Short Guide to LinkedIn Etiquette

LinkedIn is a wonderful tool that –when used correctly– can help you take your business to the next level or help you land that dream job. When used incorrectly it can quickly spell disaster for your company or for yourself, which is why it etiquette should play a huge role in your LinkedIn interactions. LinkedIn currently has over 300 million active accounts and has quickly become the go-to-site for professional networking, but despite the website’s popularity it is still very common for people to make these common mistakes.

Take it slow.
While it may be tempting to connect with a million people right after you’ve created your profile, it is best to approach LinkedIn connections the same way you would approach them in real life. Build your connections slowly and make sure you don’t hassle people with requests and notifications or you might find yourself blocked.

Have a great profile pic.
A great headshot can quickly break or make your profile and it will determine whether or not people think you are worth their time.

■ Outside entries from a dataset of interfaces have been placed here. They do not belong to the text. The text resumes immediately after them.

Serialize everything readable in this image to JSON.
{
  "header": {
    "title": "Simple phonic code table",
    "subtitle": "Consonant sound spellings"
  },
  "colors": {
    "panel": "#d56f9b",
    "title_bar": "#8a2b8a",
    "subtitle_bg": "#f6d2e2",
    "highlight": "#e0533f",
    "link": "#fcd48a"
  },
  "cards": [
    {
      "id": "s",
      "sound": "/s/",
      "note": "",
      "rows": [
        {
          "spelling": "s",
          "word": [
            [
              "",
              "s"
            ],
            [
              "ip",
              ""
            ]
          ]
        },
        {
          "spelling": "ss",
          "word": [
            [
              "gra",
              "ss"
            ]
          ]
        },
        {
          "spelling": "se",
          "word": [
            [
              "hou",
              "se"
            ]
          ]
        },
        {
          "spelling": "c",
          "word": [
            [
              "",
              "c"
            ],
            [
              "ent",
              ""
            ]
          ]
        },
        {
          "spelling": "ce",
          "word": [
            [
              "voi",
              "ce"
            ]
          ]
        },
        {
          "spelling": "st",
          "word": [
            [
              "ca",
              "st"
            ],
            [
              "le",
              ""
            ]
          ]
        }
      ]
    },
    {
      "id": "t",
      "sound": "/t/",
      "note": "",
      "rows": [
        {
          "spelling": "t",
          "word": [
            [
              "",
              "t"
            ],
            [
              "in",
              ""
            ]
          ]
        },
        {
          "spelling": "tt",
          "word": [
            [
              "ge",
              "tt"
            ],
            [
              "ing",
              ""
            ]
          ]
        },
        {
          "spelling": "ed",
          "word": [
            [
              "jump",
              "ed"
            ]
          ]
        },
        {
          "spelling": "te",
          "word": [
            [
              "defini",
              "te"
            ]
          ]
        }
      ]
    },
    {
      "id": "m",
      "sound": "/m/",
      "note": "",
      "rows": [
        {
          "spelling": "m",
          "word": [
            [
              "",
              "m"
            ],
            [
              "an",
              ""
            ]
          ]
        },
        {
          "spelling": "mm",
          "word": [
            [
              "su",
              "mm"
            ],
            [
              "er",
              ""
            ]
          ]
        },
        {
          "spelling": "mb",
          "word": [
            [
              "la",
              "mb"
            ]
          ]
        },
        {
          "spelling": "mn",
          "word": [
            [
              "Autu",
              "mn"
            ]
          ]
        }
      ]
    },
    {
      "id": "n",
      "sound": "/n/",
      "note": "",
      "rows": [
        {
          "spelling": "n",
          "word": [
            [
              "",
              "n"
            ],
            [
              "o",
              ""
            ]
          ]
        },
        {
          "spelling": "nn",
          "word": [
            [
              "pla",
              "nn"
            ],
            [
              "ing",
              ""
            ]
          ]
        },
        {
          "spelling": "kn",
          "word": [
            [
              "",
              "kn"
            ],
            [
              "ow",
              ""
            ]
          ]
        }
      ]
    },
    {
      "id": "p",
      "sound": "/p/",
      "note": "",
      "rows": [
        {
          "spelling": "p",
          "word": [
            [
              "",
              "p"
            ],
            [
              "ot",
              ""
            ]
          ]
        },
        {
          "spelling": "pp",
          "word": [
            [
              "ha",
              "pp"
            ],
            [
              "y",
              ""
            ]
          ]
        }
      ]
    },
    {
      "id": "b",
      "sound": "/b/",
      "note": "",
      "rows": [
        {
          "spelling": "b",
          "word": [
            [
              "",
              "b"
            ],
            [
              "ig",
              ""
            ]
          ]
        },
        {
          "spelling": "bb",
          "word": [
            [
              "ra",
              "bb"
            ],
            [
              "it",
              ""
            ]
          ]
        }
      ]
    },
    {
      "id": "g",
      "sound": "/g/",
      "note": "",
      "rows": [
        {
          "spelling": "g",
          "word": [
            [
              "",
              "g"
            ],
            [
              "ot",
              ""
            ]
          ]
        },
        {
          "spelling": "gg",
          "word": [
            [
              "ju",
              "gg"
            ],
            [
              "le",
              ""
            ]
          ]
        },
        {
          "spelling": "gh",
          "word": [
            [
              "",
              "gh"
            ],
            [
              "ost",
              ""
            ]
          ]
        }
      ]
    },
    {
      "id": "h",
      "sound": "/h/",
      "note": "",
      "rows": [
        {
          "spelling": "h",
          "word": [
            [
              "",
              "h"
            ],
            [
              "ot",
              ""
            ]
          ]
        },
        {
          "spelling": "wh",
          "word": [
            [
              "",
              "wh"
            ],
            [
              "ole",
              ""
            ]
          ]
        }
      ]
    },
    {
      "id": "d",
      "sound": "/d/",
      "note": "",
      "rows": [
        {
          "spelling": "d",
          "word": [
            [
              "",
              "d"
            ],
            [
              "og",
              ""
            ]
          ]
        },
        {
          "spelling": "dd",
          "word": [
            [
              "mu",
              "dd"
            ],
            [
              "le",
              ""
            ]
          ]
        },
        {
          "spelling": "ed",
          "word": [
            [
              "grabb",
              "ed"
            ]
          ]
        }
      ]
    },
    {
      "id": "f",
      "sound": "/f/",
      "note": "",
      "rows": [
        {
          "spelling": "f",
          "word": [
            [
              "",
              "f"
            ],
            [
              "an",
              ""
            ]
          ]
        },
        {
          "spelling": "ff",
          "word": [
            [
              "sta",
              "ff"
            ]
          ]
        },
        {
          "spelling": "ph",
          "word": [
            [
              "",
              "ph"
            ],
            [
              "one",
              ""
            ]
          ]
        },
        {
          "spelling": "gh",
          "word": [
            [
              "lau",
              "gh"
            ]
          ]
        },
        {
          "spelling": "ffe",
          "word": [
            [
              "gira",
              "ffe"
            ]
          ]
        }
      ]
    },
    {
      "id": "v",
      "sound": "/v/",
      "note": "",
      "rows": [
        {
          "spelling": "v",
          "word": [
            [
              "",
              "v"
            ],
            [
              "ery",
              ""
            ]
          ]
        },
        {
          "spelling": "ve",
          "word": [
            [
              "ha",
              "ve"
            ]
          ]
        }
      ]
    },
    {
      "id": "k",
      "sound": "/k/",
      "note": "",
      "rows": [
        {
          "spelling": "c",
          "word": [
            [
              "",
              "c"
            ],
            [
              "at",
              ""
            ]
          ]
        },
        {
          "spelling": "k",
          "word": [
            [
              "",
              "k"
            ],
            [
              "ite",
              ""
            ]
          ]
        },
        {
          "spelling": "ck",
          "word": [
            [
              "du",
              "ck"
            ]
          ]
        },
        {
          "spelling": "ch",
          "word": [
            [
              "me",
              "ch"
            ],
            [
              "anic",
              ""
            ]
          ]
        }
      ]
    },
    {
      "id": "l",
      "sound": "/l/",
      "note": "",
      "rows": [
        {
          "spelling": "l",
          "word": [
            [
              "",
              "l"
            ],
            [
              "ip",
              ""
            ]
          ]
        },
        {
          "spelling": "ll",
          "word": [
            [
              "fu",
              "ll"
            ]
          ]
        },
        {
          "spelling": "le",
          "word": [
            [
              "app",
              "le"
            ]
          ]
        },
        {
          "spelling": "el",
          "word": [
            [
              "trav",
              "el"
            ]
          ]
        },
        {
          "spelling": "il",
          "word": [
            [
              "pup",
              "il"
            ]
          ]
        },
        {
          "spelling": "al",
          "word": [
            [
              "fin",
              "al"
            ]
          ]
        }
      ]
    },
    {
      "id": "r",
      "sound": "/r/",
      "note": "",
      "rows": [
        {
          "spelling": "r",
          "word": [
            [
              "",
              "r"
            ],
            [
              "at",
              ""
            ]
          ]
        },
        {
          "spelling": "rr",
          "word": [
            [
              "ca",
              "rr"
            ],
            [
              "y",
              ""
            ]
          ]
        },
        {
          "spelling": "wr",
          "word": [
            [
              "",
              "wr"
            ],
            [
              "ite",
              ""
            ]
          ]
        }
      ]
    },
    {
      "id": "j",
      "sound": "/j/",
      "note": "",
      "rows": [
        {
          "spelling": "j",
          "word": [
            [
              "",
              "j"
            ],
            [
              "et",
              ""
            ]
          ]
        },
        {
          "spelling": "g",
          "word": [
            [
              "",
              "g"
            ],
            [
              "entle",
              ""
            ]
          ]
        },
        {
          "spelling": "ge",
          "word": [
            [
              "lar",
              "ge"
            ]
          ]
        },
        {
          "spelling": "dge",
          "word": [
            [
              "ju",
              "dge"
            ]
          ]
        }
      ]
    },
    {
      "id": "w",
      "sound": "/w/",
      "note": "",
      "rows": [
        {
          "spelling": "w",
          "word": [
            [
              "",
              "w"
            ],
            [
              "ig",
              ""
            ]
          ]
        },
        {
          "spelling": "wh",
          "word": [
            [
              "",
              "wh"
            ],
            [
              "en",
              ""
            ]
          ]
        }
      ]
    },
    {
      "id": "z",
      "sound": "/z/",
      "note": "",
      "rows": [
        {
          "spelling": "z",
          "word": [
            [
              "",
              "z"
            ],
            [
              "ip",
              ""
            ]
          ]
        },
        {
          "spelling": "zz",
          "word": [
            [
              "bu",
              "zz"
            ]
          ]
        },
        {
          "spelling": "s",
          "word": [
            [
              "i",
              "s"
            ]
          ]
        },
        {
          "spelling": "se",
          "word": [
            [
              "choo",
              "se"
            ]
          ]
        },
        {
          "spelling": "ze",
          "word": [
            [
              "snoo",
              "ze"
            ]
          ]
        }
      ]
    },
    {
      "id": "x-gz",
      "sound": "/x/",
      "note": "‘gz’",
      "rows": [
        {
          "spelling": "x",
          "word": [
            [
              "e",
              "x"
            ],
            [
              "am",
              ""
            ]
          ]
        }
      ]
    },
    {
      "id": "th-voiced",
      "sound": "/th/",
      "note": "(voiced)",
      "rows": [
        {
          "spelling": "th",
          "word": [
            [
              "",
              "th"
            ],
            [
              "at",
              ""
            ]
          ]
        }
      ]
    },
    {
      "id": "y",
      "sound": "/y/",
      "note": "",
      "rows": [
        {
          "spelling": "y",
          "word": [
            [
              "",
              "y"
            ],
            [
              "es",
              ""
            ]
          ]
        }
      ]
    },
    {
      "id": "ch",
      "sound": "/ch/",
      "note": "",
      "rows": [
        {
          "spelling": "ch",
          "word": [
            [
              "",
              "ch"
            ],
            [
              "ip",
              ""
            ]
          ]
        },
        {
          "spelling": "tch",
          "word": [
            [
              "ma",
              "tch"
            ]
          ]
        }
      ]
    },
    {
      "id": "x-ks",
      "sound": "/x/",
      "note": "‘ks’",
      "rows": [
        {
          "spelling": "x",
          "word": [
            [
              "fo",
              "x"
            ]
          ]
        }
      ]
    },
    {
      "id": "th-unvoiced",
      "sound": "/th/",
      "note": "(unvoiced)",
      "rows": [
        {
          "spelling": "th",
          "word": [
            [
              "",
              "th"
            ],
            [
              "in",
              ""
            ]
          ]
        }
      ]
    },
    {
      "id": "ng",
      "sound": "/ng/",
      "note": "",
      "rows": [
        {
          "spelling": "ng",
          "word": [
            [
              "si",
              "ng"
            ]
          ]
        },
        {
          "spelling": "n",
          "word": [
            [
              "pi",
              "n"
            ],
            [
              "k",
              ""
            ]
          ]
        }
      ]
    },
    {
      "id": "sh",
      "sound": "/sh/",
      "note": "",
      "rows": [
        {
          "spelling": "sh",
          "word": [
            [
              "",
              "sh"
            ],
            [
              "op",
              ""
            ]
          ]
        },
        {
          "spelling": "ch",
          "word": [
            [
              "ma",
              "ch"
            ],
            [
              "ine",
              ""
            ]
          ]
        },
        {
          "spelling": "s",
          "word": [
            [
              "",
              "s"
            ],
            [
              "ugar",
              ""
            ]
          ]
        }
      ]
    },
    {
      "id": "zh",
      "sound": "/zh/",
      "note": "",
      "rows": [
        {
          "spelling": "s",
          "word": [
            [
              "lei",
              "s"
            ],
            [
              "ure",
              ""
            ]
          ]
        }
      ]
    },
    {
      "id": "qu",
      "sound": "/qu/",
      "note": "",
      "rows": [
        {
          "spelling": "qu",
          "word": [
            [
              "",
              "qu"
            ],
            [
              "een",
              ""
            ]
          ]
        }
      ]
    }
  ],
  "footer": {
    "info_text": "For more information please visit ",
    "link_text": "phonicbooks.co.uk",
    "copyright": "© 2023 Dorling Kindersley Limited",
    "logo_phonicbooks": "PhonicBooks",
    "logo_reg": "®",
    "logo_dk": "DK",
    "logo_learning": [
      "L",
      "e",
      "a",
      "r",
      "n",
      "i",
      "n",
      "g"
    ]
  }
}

Even though LinkedIn is meant to be a professional networking platform and not a dating website, the first thing people will notice when they look at your profile is your headshot and inappropriate or unprofessional photos are still very common.

Stay active.
If you’ve used LinkedIn to land that dream job, make sure to remain active after you’ve been hired. Even if you are perfectly happy in your current job, an active presence on the network can help you achieve a promotion quicker and it is highly important from the standpoint of building your own brand. Catching the attention of those headhunters does not hurt either.

Be wary of the numbers game.
According to the website itself, the primary goal of having a LinkedIn profile is to build professional relationships, which is a drastic shift from the focus of other social networks where the focus is to mainly keep in touch with friends and maybe share vacation photos. Remember that LinkedIn is not Twitter or YouTube where the number of followers or subscribers you have is more important than the actual quality of the contacts. It is far more important to have quality connections that will help develop your career; remember that this is not a popularity contest and the ultimate objective of LinkedIn is not to amass a large following